- Experts: The expert takes the qualifying information the transition/greeter team provides and creates targeted dialogue with the attendee. Your experts should be fully absorbed with any digital content created to convey your message or client case studies that will resonate. They must also be ready to disengage the attendee with a closing suited to the conversation; are they qualified warranting a premium giveaway tied to the experience and further follow-up? Or are they a “handshake and thank-you-for-stopping-by” send off?
Once the show is over for the day, don’t send your staff off without a daily recap. Explore what worked, what didn’t and how to change up visitor interactions for the next day or next event. Discuss the challenging conversations held with attendees and document them; this will help set a tone for the next day’s success and help the staff better address difficult questions and unexpected needs you may not have considered.
There are many factors that contribute to successful exhibiting at trade shows, but your bottom line will depend on having the right people and making sure those people have the right training. A well-planned and well-executed “face-to-face” experience will ensure you achieve your show goals and objectives, and set the stage for the success of your entire program.
About the Author

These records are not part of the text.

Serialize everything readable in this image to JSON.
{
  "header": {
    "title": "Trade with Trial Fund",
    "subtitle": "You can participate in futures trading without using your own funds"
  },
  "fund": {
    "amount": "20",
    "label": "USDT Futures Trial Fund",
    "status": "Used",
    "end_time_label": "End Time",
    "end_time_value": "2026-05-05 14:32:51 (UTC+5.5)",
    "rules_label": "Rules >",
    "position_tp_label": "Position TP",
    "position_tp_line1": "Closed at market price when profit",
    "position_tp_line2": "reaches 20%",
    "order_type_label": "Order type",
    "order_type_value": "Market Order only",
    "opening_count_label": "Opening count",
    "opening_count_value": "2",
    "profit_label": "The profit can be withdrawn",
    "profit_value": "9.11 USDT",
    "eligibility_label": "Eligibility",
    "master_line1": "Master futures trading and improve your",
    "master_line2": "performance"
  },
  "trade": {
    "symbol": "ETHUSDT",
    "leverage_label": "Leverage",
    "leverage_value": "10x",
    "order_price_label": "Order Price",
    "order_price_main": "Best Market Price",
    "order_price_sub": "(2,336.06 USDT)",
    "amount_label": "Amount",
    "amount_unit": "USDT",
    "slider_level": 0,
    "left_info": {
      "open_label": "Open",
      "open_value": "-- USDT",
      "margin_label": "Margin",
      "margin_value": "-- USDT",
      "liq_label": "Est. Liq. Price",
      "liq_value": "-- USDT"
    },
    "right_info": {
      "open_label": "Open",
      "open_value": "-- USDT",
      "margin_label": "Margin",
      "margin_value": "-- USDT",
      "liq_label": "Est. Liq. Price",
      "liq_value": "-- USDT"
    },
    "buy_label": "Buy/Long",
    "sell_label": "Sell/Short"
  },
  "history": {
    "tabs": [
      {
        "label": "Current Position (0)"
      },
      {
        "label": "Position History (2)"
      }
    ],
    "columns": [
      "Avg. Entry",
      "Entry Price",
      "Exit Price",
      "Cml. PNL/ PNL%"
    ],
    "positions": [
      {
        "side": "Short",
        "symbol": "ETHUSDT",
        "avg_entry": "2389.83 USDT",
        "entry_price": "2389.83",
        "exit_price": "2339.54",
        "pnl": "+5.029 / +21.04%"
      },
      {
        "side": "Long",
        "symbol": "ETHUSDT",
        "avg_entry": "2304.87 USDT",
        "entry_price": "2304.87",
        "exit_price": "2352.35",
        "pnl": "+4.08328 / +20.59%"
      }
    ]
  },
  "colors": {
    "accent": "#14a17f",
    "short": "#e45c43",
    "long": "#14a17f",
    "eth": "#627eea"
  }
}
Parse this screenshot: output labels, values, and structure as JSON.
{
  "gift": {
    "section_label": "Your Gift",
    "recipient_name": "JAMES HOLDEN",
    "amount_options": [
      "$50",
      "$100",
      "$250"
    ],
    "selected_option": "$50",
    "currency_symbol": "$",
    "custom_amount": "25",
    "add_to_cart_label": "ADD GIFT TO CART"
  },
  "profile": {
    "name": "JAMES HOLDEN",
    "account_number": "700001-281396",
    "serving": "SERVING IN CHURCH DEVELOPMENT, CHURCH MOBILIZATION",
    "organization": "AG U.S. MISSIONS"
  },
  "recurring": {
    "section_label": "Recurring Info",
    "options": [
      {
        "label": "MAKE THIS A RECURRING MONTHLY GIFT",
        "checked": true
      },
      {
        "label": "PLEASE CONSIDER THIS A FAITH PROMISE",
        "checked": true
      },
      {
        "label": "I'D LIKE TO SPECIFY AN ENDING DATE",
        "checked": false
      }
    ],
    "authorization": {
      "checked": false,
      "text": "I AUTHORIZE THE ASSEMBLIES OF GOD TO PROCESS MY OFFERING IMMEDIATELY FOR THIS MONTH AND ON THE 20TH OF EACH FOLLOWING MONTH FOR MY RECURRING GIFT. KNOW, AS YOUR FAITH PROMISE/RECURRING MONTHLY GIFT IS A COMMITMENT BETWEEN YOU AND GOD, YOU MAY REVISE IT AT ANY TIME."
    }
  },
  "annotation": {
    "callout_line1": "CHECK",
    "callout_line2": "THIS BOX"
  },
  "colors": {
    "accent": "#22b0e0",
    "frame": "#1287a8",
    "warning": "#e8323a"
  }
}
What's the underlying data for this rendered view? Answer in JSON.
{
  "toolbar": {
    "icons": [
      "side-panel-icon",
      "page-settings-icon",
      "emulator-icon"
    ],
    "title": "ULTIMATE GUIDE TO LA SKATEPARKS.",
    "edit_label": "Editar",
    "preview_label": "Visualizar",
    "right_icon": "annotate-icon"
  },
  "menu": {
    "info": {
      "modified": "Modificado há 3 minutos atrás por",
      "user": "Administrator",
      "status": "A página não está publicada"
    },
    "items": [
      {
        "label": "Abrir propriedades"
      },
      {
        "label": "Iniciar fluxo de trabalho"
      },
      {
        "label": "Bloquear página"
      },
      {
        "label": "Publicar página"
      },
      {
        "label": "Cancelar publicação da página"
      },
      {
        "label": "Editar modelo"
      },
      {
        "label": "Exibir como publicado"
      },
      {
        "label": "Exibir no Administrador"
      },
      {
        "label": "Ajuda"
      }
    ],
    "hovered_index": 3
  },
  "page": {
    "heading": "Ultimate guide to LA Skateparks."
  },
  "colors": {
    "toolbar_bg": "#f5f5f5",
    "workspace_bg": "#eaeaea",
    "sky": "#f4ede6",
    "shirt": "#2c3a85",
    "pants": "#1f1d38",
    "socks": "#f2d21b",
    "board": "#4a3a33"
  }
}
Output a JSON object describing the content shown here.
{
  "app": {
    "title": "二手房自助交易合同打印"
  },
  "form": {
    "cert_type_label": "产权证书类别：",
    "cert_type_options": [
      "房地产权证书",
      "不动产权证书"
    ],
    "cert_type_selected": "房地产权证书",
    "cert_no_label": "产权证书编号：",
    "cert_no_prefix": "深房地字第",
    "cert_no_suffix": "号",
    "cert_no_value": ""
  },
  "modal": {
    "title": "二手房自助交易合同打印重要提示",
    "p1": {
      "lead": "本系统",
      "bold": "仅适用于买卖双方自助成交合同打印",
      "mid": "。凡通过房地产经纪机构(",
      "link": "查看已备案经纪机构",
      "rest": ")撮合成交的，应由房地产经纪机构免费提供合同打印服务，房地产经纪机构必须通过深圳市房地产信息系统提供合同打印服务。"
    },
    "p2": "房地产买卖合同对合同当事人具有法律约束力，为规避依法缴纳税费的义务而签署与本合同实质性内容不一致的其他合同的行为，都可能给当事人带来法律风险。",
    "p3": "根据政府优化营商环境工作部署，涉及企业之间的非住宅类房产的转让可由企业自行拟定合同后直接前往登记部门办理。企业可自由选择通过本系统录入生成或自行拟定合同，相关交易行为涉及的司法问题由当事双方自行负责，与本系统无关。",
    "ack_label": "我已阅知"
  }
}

With more than 22 years of exhibit industry expertise, including experience on both the client and supplier side, Terry brings a wealth of knowledge to her role as Vice President Client Relations, Healthcare. Over the last 17 years with EG, now GES, Terry has worked in multiple capacities including marketing, sales management and client services. In addition, she has directly managed some of the company's largest global accounts including Wyeth Pharmaceuticals, Gambro Healthcare, Pfizer and Schering-Plough.More Content by Terry Campanaro